Restored project site at Southern scarp FR (Begoro) 8 years after planting
LESSONS LEARNTLessons for the success as well as shortcomings of the projectSuccess• Project objectives were consistent with the needs and constraints of the local communities.• Project start‐up workshops are useful to ensure success of projects involving many partners, including local communities. • The local communities had a genuine interest in using their lands to produce both food crops and NTFPs. The project just provided a learning point into that dual need.
• The local communities benefited from the project, in terms of food, NTFPs and income generation• Appropriate incentives were provided to the local people in the form of equipment (boots, cutlasses, nursery equipment etc)• The project organization and management was good – There were key staff who had defined responsibilities. Some staff of the project were in other institutions which time schedule and activities did not allow them to implement activities as and when required.
ShortcomingsShortcomings which if addressed could have led to greater success• Lack of policy and legal backing hampers community based rehabilitation initiatives (this has recently been addressed)• Lack of clarity on land and tree ownership issues (also recently addressed)• Lack of pre‐project baseline data on local communities (socio‐ economic conditions)• Lack of provision for ensuring project sustainability and ensuring preventive measures and incentives to stop the people from repeating activities responsible for degradation• Project sustainability after ITTO funding has not yet been resolved with the Forest Services Division• Another operational lesson was with the inadequate supervision of and regular provision of technical advice to the local communities
CONCLUSION• The project was successful and had the active collaboration of the local people• The local communities were actively involved in the planning, implementation, monitoring and evaluation of the project. • Results obtained are of great importance for sustainable timber production, community development & benefits, biodiversity conservation and forest restoration• Capacity building of the local communities in nursery production, plantation establishment as well as fire protection and control were given considerable attention in the project. • Significant was the provision of incentives to the participating farmers as well as regular consultations of the communities with the project technical staff.• This project demonstrated that reversing tropical forest degradation is possible. For this we need local involvement in tree domestication combined with activities that address livelihood needs and environmental concerns.
RECOMMENDATIONS• Project start‐up workshops should be organized for all projects at their inception. – Project start‐up workshops are useful to ensure success of projects involving many partners, including local communities. • The issues and arrangements to be discussed, clarified and agreed upon must include roles and responsibilities of each actor or partner, the concerns and needs of the local people who are the immediate beneficiaries, as well as benefit‐sharing arrangements. • Meeting some of these needs at the start of the project can stimulate effective participation from some actors• Benefit sharing arrangements agreed upon should be endorsed by all stakeholders including traditional authorities and local community representatives.

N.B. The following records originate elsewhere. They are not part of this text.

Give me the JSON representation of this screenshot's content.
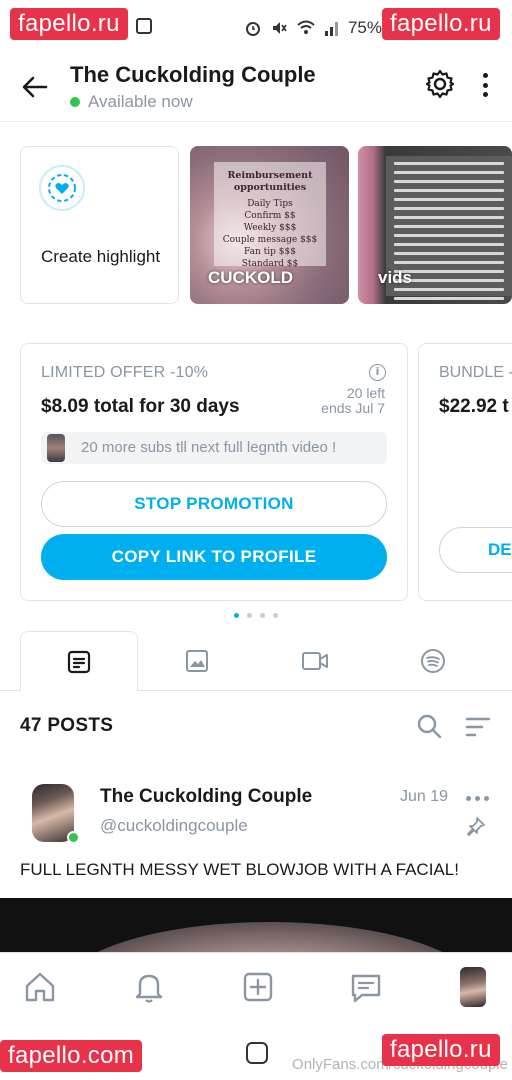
{
  "status_bar": {
    "battery": "75%"
  },
  "watermarks": {
    "text": "fapello.ru",
    "bottom_left_text": "fapello.com"
  },
  "header": {
    "title": "The Cuckolding Couple",
    "status": "Available now"
  },
  "highlights": [
    {
      "label": "Create highlight"
    },
    {
      "label": "CUCKOLD",
      "card_title": "Reimbursement opportunities",
      "card_lines": [
        "Daily Tips",
        "Confirm $$",
        "Weekly $$$",
        "Couple message $$$",
        "Fan tip $$$",
        "Standard $$"
      ]
    },
    {
      "label": "vids"
    }
  ],
  "offers": [
    {
      "title": "LIMITED OFFER -10%",
      "price": "$8.09 total for 30 days",
      "info_icon": "i",
      "left": "20 left",
      "ends": "ends Jul 7",
      "message": "20 more subs tll next full legnth video !",
      "secondary_button": "STOP PROMOTION",
      "primary_button": "COPY LINK TO PROFILE"
    },
    {
      "title": "BUNDLE -",
      "price": "$22.92 t",
      "button": "DE"
    }
  ],
  "pager": {
    "count": 4,
    "active": 0
  },
  "tabs": [
    "posts-tab",
    "photos-tab",
    "videos-tab",
    "audio-tab"
  ],
  "posts_header": {
    "count_label": "47 POSTS"
  },
  "post": {
    "author": "The Cuckolding Couple",
    "handle": "@cuckoldingcouple",
    "date": "Jun 19",
    "text": "FULL LEGNTH MESSY WET BLOWJOB WITH A FACIAL!"
  },
  "bottom_nav": [
    "home",
    "notifications",
    "add",
    "messages",
    "profile"
  ],
  "system_nav": {
    "credit": "OnlyFans.com/cuckoldingcouple"
  },
  "colors": {
    "accent": "#00aff0",
    "online": "#32c24d",
    "muted": "#8a96a3",
    "watermark": "#e8324a"
  }
}
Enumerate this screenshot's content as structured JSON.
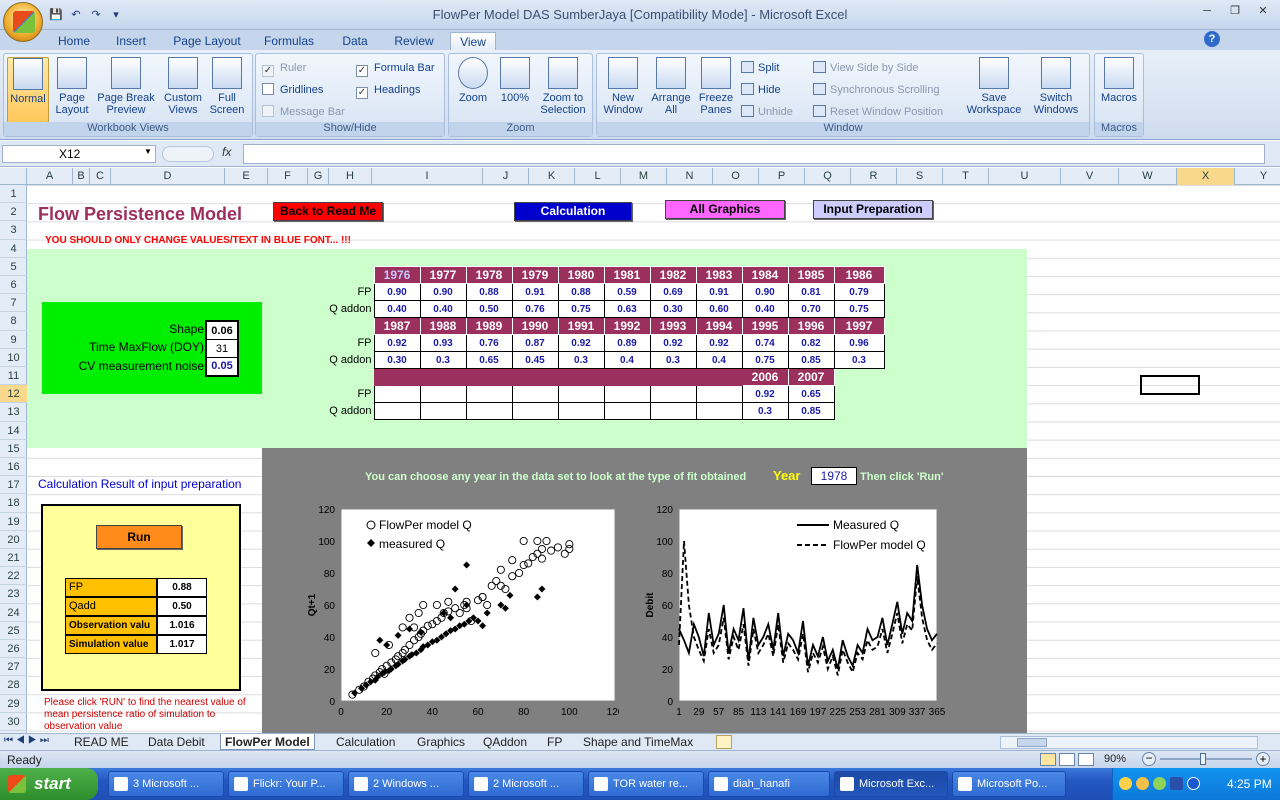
{
  "window": {
    "title": "FlowPer Model DAS SumberJaya  [Compatibility Mode] - Microsoft Excel",
    "controls": [
      "─",
      "❐",
      "✕"
    ]
  },
  "ribbon_tabs": [
    "Home",
    "Insert",
    "Page Layout",
    "Formulas",
    "Data",
    "Review",
    "View"
  ],
  "active_tab": "View",
  "ribbon": {
    "workbook_views": {
      "label": "Workbook Views",
      "normal": "Normal",
      "page_layout": "Page Layout",
      "page_break": "Page Break Preview",
      "custom_views": "Custom Views",
      "full_screen": "Full Screen"
    },
    "show_hide": {
      "label": "Show/Hide",
      "ruler": "Ruler",
      "gridlines": "Gridlines",
      "message_bar": "Message Bar",
      "formula_bar": "Formula Bar",
      "headings": "Headings"
    },
    "zoom": {
      "label": "Zoom",
      "zoom": "Zoom",
      "zoom100": "100%",
      "zoom_selection": "Zoom to Selection"
    },
    "window": {
      "label": "Window",
      "new_window": "New Window",
      "arrange_all": "Arrange All",
      "freeze_panes": "Freeze Panes",
      "split": "Split",
      "hide": "Hide",
      "unhide": "Unhide",
      "side_by_side": "View Side by Side",
      "sync_scroll": "Synchronous Scrolling",
      "reset_pos": "Reset Window Position",
      "save_workspace": "Save Workspace",
      "switch_windows": "Switch Windows"
    },
    "macros": {
      "label": "Macros",
      "macros": "Macros"
    }
  },
  "formula_bar": {
    "name_box": "X12",
    "fx": "fx",
    "value": ""
  },
  "columns": [
    "A",
    "B",
    "C",
    "D",
    "E",
    "F",
    "G",
    "H",
    "I",
    "J",
    "K",
    "L",
    "M",
    "N",
    "O",
    "P",
    "Q",
    "R",
    "S",
    "T",
    "U",
    "V",
    "W",
    "X",
    "Y"
  ],
  "rows": [
    "1",
    "2",
    "3",
    "4",
    "5",
    "6",
    "7",
    "8",
    "9",
    "10",
    "11",
    "12",
    "13",
    "14",
    "15",
    "16",
    "17",
    "18",
    "19",
    "20",
    "21",
    "22",
    "23",
    "24",
    "25",
    "26",
    "27",
    "28",
    "29",
    "30"
  ],
  "sheet": {
    "title": "Flow Persistence Model",
    "warning": "YOU SHOULD ONLY CHANGE VALUES/TEXT IN BLUE FONT... !!!",
    "buttons": {
      "back": "Back to Read Me",
      "calc": "Calculation",
      "graphics": "All Graphics",
      "input": "Input Preparation",
      "run": "Run"
    },
    "params": {
      "shape_label": "Shape",
      "shape": "0.06",
      "tmax_label": "Time MaxFlow (DOY)",
      "tmax": "31",
      "cv_label": "CV measurement noise",
      "cv": "0.05"
    },
    "fp_label": "FP",
    "qaddon_label": "Q addon",
    "block1": {
      "years": [
        "1976",
        "1977",
        "1978",
        "1979",
        "1980",
        "1981",
        "1982",
        "1983",
        "1984",
        "1985",
        "1986"
      ],
      "fp": [
        "0.90",
        "0.90",
        "0.88",
        "0.91",
        "0.88",
        "0.59",
        "0.69",
        "0.91",
        "0.90",
        "0.81",
        "0.79"
      ],
      "q": [
        "0.40",
        "0.40",
        "0.50",
        "0.76",
        "0.75",
        "0.63",
        "0.30",
        "0.60",
        "0.40",
        "0.70",
        "0.75"
      ]
    },
    "block2": {
      "years": [
        "1987",
        "1988",
        "1989",
        "1990",
        "1991",
        "1992",
        "1993",
        "1994",
        "1995",
        "1996",
        "1997"
      ],
      "fp": [
        "0.92",
        "0.93",
        "0.76",
        "0.87",
        "0.92",
        "0.89",
        "0.92",
        "0.92",
        "0.74",
        "0.82",
        "0.96"
      ],
      "q": [
        "0.30",
        "0.3",
        "0.65",
        "0.45",
        "0.3",
        "0.4",
        "0.3",
        "0.4",
        "0.75",
        "0.85",
        "0.3"
      ]
    },
    "block3": {
      "years": [
        "2006",
        "2007"
      ],
      "fp": [
        "0.92",
        "0.65"
      ],
      "q": [
        "0.3",
        "0.85"
      ]
    },
    "calc_title": "Calculation Result of input  preparation",
    "results": {
      "fp_label": "FP",
      "fp": "0.88",
      "qadd_label": "Qadd",
      "qadd": "0.50",
      "obs_label": "Observation valu",
      "obs": "1.016",
      "sim_label": "Simulation value",
      "sim": "1.017"
    },
    "note": "Please click 'RUN' to find the nearest value of mean persistence ratio of simulation to observation value",
    "choose_text": "You can choose any year in the data set to look at the type of fit obtained",
    "year_label": "Year",
    "year_value": "1978",
    "then_text": "Then click 'Run'"
  },
  "chart_data": [
    {
      "type": "scatter",
      "title": "",
      "xlabel": "",
      "ylabel": "Qt+1",
      "xlim": [
        0,
        120
      ],
      "ylim": [
        0,
        120
      ],
      "xticks": [
        "0",
        "20",
        "40",
        "60",
        "80",
        "100",
        "120"
      ],
      "yticks": [
        "0",
        "20",
        "40",
        "60",
        "80",
        "100",
        "120"
      ],
      "legend_position": "top-left",
      "series": [
        {
          "name": "FlowPer model Q",
          "marker": "open-circle",
          "points": [
            [
              5,
              4
            ],
            [
              8,
              7
            ],
            [
              10,
              9
            ],
            [
              12,
              12
            ],
            [
              14,
              14
            ],
            [
              15,
              16
            ],
            [
              17,
              18
            ],
            [
              18,
              20
            ],
            [
              19,
              17
            ],
            [
              20,
              22
            ],
            [
              22,
              24
            ],
            [
              24,
              26
            ],
            [
              25,
              28
            ],
            [
              27,
              30
            ],
            [
              28,
              32
            ],
            [
              30,
              35
            ],
            [
              32,
              38
            ],
            [
              34,
              40
            ],
            [
              35,
              42
            ],
            [
              36,
              44
            ],
            [
              38,
              47
            ],
            [
              40,
              48
            ],
            [
              42,
              50
            ],
            [
              44,
              52
            ],
            [
              45,
              55
            ],
            [
              47,
              56
            ],
            [
              50,
              58
            ],
            [
              52,
              55
            ],
            [
              54,
              60
            ],
            [
              55,
              62
            ],
            [
              57,
              50
            ],
            [
              60,
              63
            ],
            [
              62,
              65
            ],
            [
              64,
              60
            ],
            [
              66,
              72
            ],
            [
              68,
              75
            ],
            [
              70,
              72
            ],
            [
              72,
              70
            ],
            [
              75,
              78
            ],
            [
              78,
              80
            ],
            [
              80,
              85
            ],
            [
              82,
              86
            ],
            [
              84,
              90
            ],
            [
              86,
              92
            ],
            [
              88,
              89
            ],
            [
              90,
              100
            ],
            [
              92,
              94
            ],
            [
              95,
              96
            ],
            [
              98,
              92
            ],
            [
              100,
              98
            ],
            [
              100,
              95
            ],
            [
              30,
              52
            ],
            [
              34,
              55
            ],
            [
              27,
              46
            ],
            [
              36,
              60
            ],
            [
              21,
              35
            ],
            [
              42,
              60
            ],
            [
              15,
              30
            ],
            [
              32,
              46
            ],
            [
              47,
              62
            ],
            [
              55,
              58
            ],
            [
              62,
              65
            ],
            [
              70,
              82
            ],
            [
              75,
              88
            ],
            [
              88,
              95
            ],
            [
              86,
              100
            ],
            [
              80,
              100
            ]
          ]
        },
        {
          "name": "measured Q",
          "marker": "filled-diamond",
          "points": [
            [
              6,
              5
            ],
            [
              9,
              8
            ],
            [
              11,
              10
            ],
            [
              13,
              12
            ],
            [
              15,
              13
            ],
            [
              16,
              15
            ],
            [
              18,
              17
            ],
            [
              19,
              18
            ],
            [
              21,
              19
            ],
            [
              22,
              20
            ],
            [
              24,
              22
            ],
            [
              25,
              23
            ],
            [
              27,
              25
            ],
            [
              28,
              26
            ],
            [
              30,
              28
            ],
            [
              31,
              29
            ],
            [
              33,
              30
            ],
            [
              35,
              32
            ],
            [
              36,
              34
            ],
            [
              38,
              35
            ],
            [
              40,
              37
            ],
            [
              42,
              38
            ],
            [
              44,
              40
            ],
            [
              46,
              42
            ],
            [
              48,
              44
            ],
            [
              50,
              45
            ],
            [
              52,
              47
            ],
            [
              54,
              48
            ],
            [
              56,
              50
            ],
            [
              58,
              52
            ],
            [
              17,
              38
            ],
            [
              25,
              41
            ],
            [
              30,
              45
            ],
            [
              35,
              43
            ],
            [
              20,
              35
            ],
            [
              48,
              52
            ],
            [
              55,
              60
            ],
            [
              50,
              70
            ],
            [
              55,
              85
            ],
            [
              60,
              50
            ],
            [
              62,
              47
            ],
            [
              64,
              55
            ],
            [
              70,
              60
            ],
            [
              72,
              58
            ],
            [
              74,
              66
            ],
            [
              86,
              65
            ],
            [
              88,
              70
            ],
            [
              45,
              55
            ]
          ]
        }
      ]
    },
    {
      "type": "line",
      "title": "",
      "xlabel": "",
      "ylabel": "Debit",
      "xlim": [
        1,
        365
      ],
      "ylim": [
        0,
        120
      ],
      "xticks": [
        "1",
        "29",
        "57",
        "85",
        "113",
        "141",
        "169",
        "197",
        "225",
        "253",
        "281",
        "309",
        "337",
        "365"
      ],
      "yticks": [
        "0",
        "20",
        "40",
        "60",
        "80",
        "100",
        "120"
      ],
      "legend_position": "top-right",
      "series": [
        {
          "name": "Measured Q",
          "style": "solid",
          "x": [
            1,
            8,
            15,
            22,
            29,
            36,
            43,
            50,
            57,
            64,
            71,
            78,
            85,
            92,
            99,
            106,
            113,
            120,
            127,
            134,
            141,
            148,
            155,
            162,
            169,
            176,
            183,
            190,
            197,
            204,
            211,
            218,
            225,
            232,
            239,
            246,
            253,
            260,
            267,
            274,
            281,
            288,
            295,
            302,
            309,
            316,
            323,
            330,
            337,
            344,
            351,
            358,
            365
          ],
          "y": [
            45,
            38,
            30,
            48,
            40,
            28,
            55,
            35,
            42,
            60,
            30,
            45,
            38,
            58,
            25,
            52,
            35,
            40,
            48,
            32,
            55,
            28,
            42,
            38,
            30,
            50,
            22,
            35,
            28,
            40,
            25,
            32,
            20,
            38,
            28,
            22,
            35,
            30,
            45,
            38,
            40,
            52,
            35,
            48,
            62,
            42,
            55,
            50,
            85,
            60,
            45,
            38,
            42
          ]
        },
        {
          "name": "FlowPer model Q",
          "style": "dashed",
          "x": [
            1,
            8,
            15,
            22,
            29,
            36,
            43,
            50,
            57,
            64,
            71,
            78,
            85,
            92,
            99,
            106,
            113,
            120,
            127,
            134,
            141,
            148,
            155,
            162,
            169,
            176,
            183,
            190,
            197,
            204,
            211,
            218,
            225,
            232,
            239,
            246,
            253,
            260,
            267,
            274,
            281,
            288,
            295,
            302,
            309,
            316,
            323,
            330,
            337,
            344,
            351,
            358,
            365
          ],
          "y": [
            35,
            100,
            60,
            40,
            32,
            25,
            45,
            30,
            35,
            52,
            26,
            40,
            32,
            48,
            22,
            45,
            30,
            35,
            42,
            28,
            48,
            24,
            36,
            32,
            26,
            42,
            18,
            30,
            24,
            34,
            20,
            28,
            16,
            32,
            24,
            18,
            30,
            26,
            38,
            32,
            34,
            45,
            30,
            42,
            55,
            36,
            48,
            44,
            78,
            52,
            38,
            32,
            36
          ]
        }
      ]
    }
  ],
  "sheet_tabs": [
    "READ ME",
    "Data Debit",
    "FlowPer Model",
    "Calculation",
    "Graphics",
    "QAddon",
    "FP",
    "Shape and TimeMax"
  ],
  "active_sheet": "FlowPer Model",
  "status": {
    "ready": "Ready",
    "zoom": "90%"
  },
  "taskbar": {
    "start": "start",
    "items": [
      "3 Microsoft ...",
      "Flickr: Your P...",
      "2 Windows ...",
      "2 Microsoft ...",
      "TOR water re...",
      "diah_hanafi",
      "Microsoft Exc...",
      "Microsoft Po..."
    ],
    "clock": "4:25 PM"
  }
}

• Pre‐project baseline data on local communities (socio‐economic conditions) should be part of all future projects because they are important to fully assess project impacts later.• Few institutions should be involved in implementation of future projects. • However no matter the number of parties, a memorandum of understanding should be signed by all interested parties and this should be carried out to the last letter. • The local communities should be equipped in terms of capacity and resources to effectively manage the plantations they have established• Personnel supervising projects and providing technical advice should be full time so that they will be available when farmers and other local community members need them.
Acknowledgement• ITTO • Government of Ghana• Project team